The Importance of Horse Race Journalism

A horse race is a form of athletic competition involving horses. The races are held on a track called a racecourse. The horse that finishes first wins the race. The contest has a long and distinguished history, and is widely practiced in many cultures across the world. The horses that are used for racing are Thoroughbreds, a breed developed for speed and endurance by crossing Arab and Barb horses with English mares. In addition to being an exciting sport, it is also a lucrative business for owners and trainers.

In horse races, the winner is determined by who has the fastest, strongest, and most talented horse. Each horse is assigned a weight to carry for the duration of the race. This weight is based on the horse’s age, distance of race, and gender.

The term “horse race” is also used to refer to a specific type of race that occurs on the last day of the season, called a championship race. These races are often exciting and dramatic, as the final race of a season usually determines which horse will win the champion award.

Among the most important lessons that horse race journalism can teach is the importance of looking for the underdogs. It’s a lesson that applies well in politics, where journalists too often focus on the two front-runners in an election to the detriment of third-party candidates and primary contenders. In horse racing, however, underdogs often do well, as demonstrated by the fact that the top five finishers in a race can be made up of all different types of horses.

Horse race journalism can also help journalists understand the complex and inequitable rules governing horse races. For example, horse racing regulations allow horses to be given powerful painkillers and anti-inflammatories during training. These drugs are not good for the horses, who may then be tempted to run too fast and suffer injuries and breakdowns. These drugs also can cause pulmonary hemorrhage, which is difficult for veterinary staff to diagnose.

In addition to painkillers and anti-inflammatories, horses can be injected with growth hormones and blood doping agents. These are often hidden from racing officials because of a lack of testing capacity and weak penalties for breaking the rules.

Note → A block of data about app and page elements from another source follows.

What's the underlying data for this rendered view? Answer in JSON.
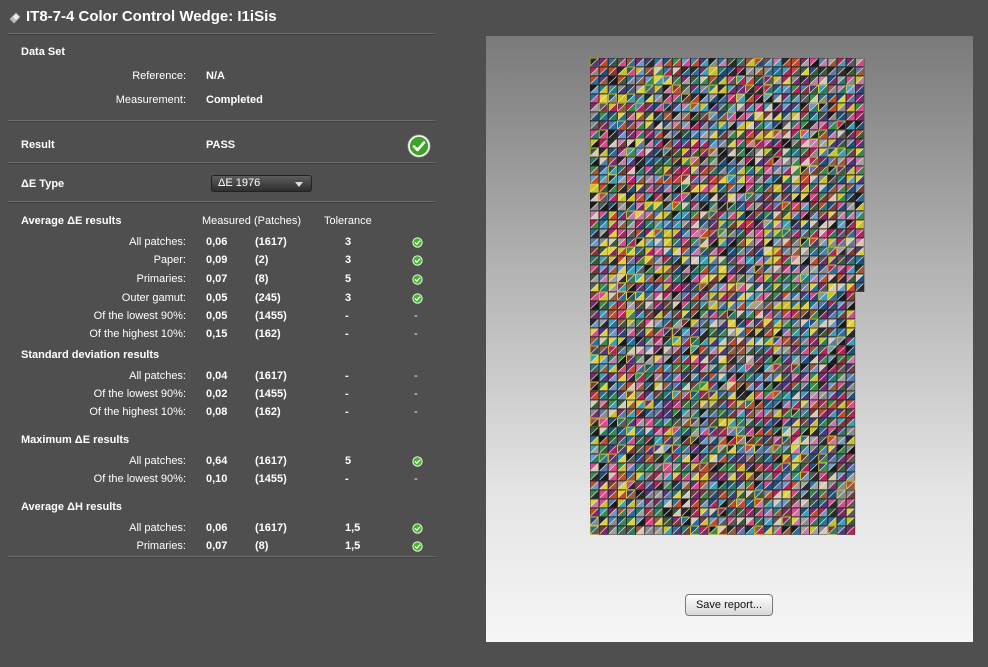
{
  "window": {
    "title": "IT8-7-4 Color Control Wedge: I1iSis",
    "title_icon": "eraser-icon"
  },
  "dataset": {
    "header": "Data Set",
    "reference_label": "Reference:",
    "reference_value": "N/A",
    "measurement_label": "Measurement:",
    "measurement_value": "Completed"
  },
  "result": {
    "label": "Result",
    "value": "PASS",
    "status_icon": "check-circle-icon"
  },
  "de_type": {
    "label": "ΔE Type",
    "selected": "ΔE 1976"
  },
  "columns": {
    "measured": "Measured (Patches)",
    "tolerance": "Tolerance"
  },
  "sections": [
    {
      "header": "Average ΔE results",
      "rows": [
        {
          "label": "All patches:",
          "value": "0,06",
          "patches": "(1617)",
          "tolerance": "3",
          "pass": true
        },
        {
          "label": "Paper:",
          "value": "0,09",
          "patches": "(2)",
          "tolerance": "3",
          "pass": true
        },
        {
          "label": "Primaries:",
          "value": "0,07",
          "patches": "(8)",
          "tolerance": "5",
          "pass": true
        },
        {
          "label": "Outer gamut:",
          "value": "0,05",
          "patches": "(245)",
          "tolerance": "3",
          "pass": true
        },
        {
          "label": "Of the lowest 90%:",
          "value": "0,05",
          "patches": "(1455)",
          "tolerance": "-",
          "status": "-"
        },
        {
          "label": "Of the highest 10%:",
          "value": "0,15",
          "patches": "(162)",
          "tolerance": "-",
          "status": "-"
        }
      ]
    },
    {
      "header": "Standard deviation results",
      "rows": [
        {
          "label": "All patches:",
          "value": "0,04",
          "patches": "(1617)",
          "tolerance": "-",
          "status": "-"
        },
        {
          "label": "Of the lowest 90%:",
          "value": "0,02",
          "patches": "(1455)",
          "tolerance": "-",
          "status": "-"
        },
        {
          "label": "Of the highest 10%:",
          "value": "0,08",
          "patches": "(162)",
          "tolerance": "-",
          "status": "-"
        }
      ]
    },
    {
      "header": "Maximum ΔE results",
      "rows": [
        {
          "label": "All patches:",
          "value": "0,64",
          "patches": "(1617)",
          "tolerance": "5",
          "pass": true
        },
        {
          "label": "Of the lowest 90%:",
          "value": "0,10",
          "patches": "(1455)",
          "tolerance": "-",
          "status": "-"
        }
      ]
    },
    {
      "header": "Average ΔH results",
      "rows": [
        {
          "label": "All patches:",
          "value": "0,06",
          "patches": "(1617)",
          "tolerance": "1,5",
          "pass": true
        },
        {
          "label": "Primaries:",
          "value": "0,07",
          "patches": "(8)",
          "tolerance": "1,5",
          "pass": true
        }
      ]
    }
  ],
  "preview": {
    "save_button": "Save report..."
  },
  "colors": {
    "background": "#4f4f4f",
    "pass_green": "#46b52a",
    "patch_border": "#222222"
  }
}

Aside from the romanticized veneer of horse racing that spectators see at the track, the industry is full of abuse, cruelty, and tragedy. Behind the scenes, the horse industry is rife with drug abuse, broken bones, and gruesome breakdowns. In addition, horses are forced to sprint — under the threat of whips and illegal electric-shocking devices — at speeds that can lead to serious injuries and even death. Many of these horses are then transported to foreign slaughterhouses, where they’re slaughtered for their meat. A growing number of people are taking notice of these issues, and are bringing awareness to the racetrack industry’s dark side.